By Tim Brennan, PVPC Executive Director
A recent National Geographic article describes how an analysis of millions of daily work trips reveals the emergence of a series of U.S. megaregions.
The article affirms that an ever increasing share of our nation's population now live in "megaregions," meaning clusters of interconnected and interdependent cities and towns where the ability to compete and prosper depends on each megaregion having a dense and expanding network of connections plus an ability to collaborate across political borders at all levels local, regional, state and international.
More compelling is that this research demonstrates that our own megaregion, the Knowledge Corridor, has emerged as an interstate metro area with 2.7 million people anchored, along a north-south axis, by New Haven, Hartford and Springfield.
This new reality of 21st century megaregions spanning the nation clearly underscores that the metro areas which choose to compete need to focus on border busting recognizing that metro regions have become the engines of America's economy and future.
Sustaining the impressive progress that the Knowledge Corridor has enjoyed won't be easy. As one of many emerging megaregions, we must strive to be smart, strategic, focused and inclusive with an ability to think and act as a unified region with a shared future vision.
America's 388 metropolitan areas currently house 84 percent of our nation's population and generate over 90 percent of its gross domestic product. They're the powerhouses of the U.S. national economy, as well as the premiere collision centers for innovation, investment, learning and commerce. Thus, collaborative networks, created at the scale of the Knowledge Corridor, are now fundamental to solving our toughest problems (like talent development and retention, concentrated poverty) and landing our most promising opportunities (such as high speed broadband and modern passenger rail services).
Moreover, they can bridge gaps that too often divide cities, suburbs and rural towns, as well as racial and ethnic groups, while simultaneously protecting and strengthening the Knowledge Corridor's most important asset, its human capital.
The Knowledge Corridor, routinely seeks to engage multiple stakeholders across ideological and jurisdictional lines, to find and forge common ground. It is the most opportune place to unify geographies, people, brain power, interests, vision and perhaps, most importantly, our collective will.
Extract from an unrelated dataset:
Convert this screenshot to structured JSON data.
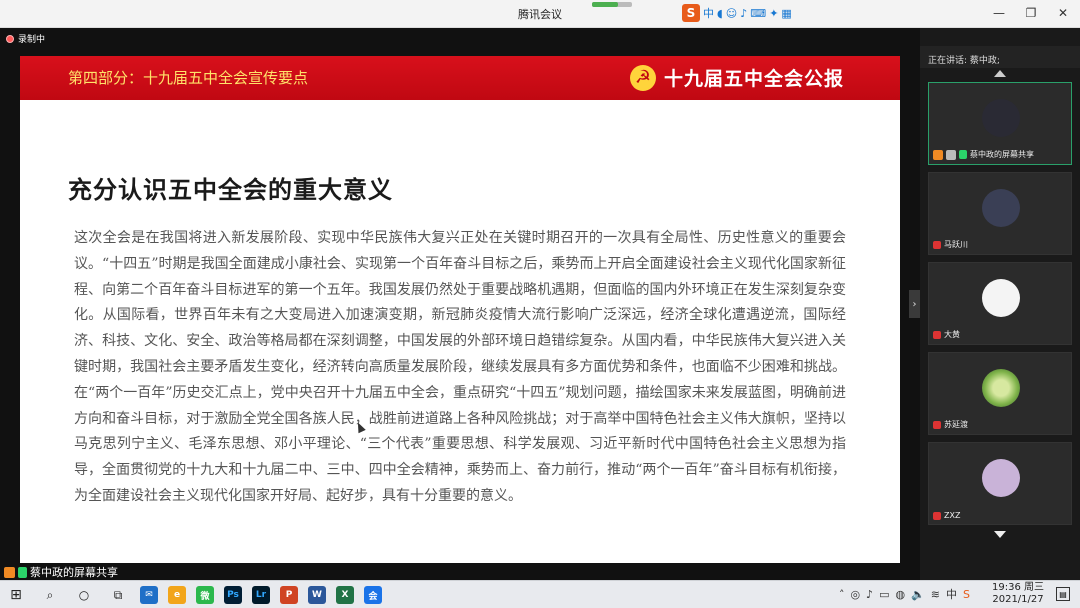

This calls for a collaborative agenda and a governance system that works at the scale of a megaregion and can act in tandem with the public, private and civic sectors. Let's now celebrate and embrace the Knowledge Corridor as the right place to fast forward our megaregion and its people.
Click here to read Tim's full Springfield Republic Business Desk column.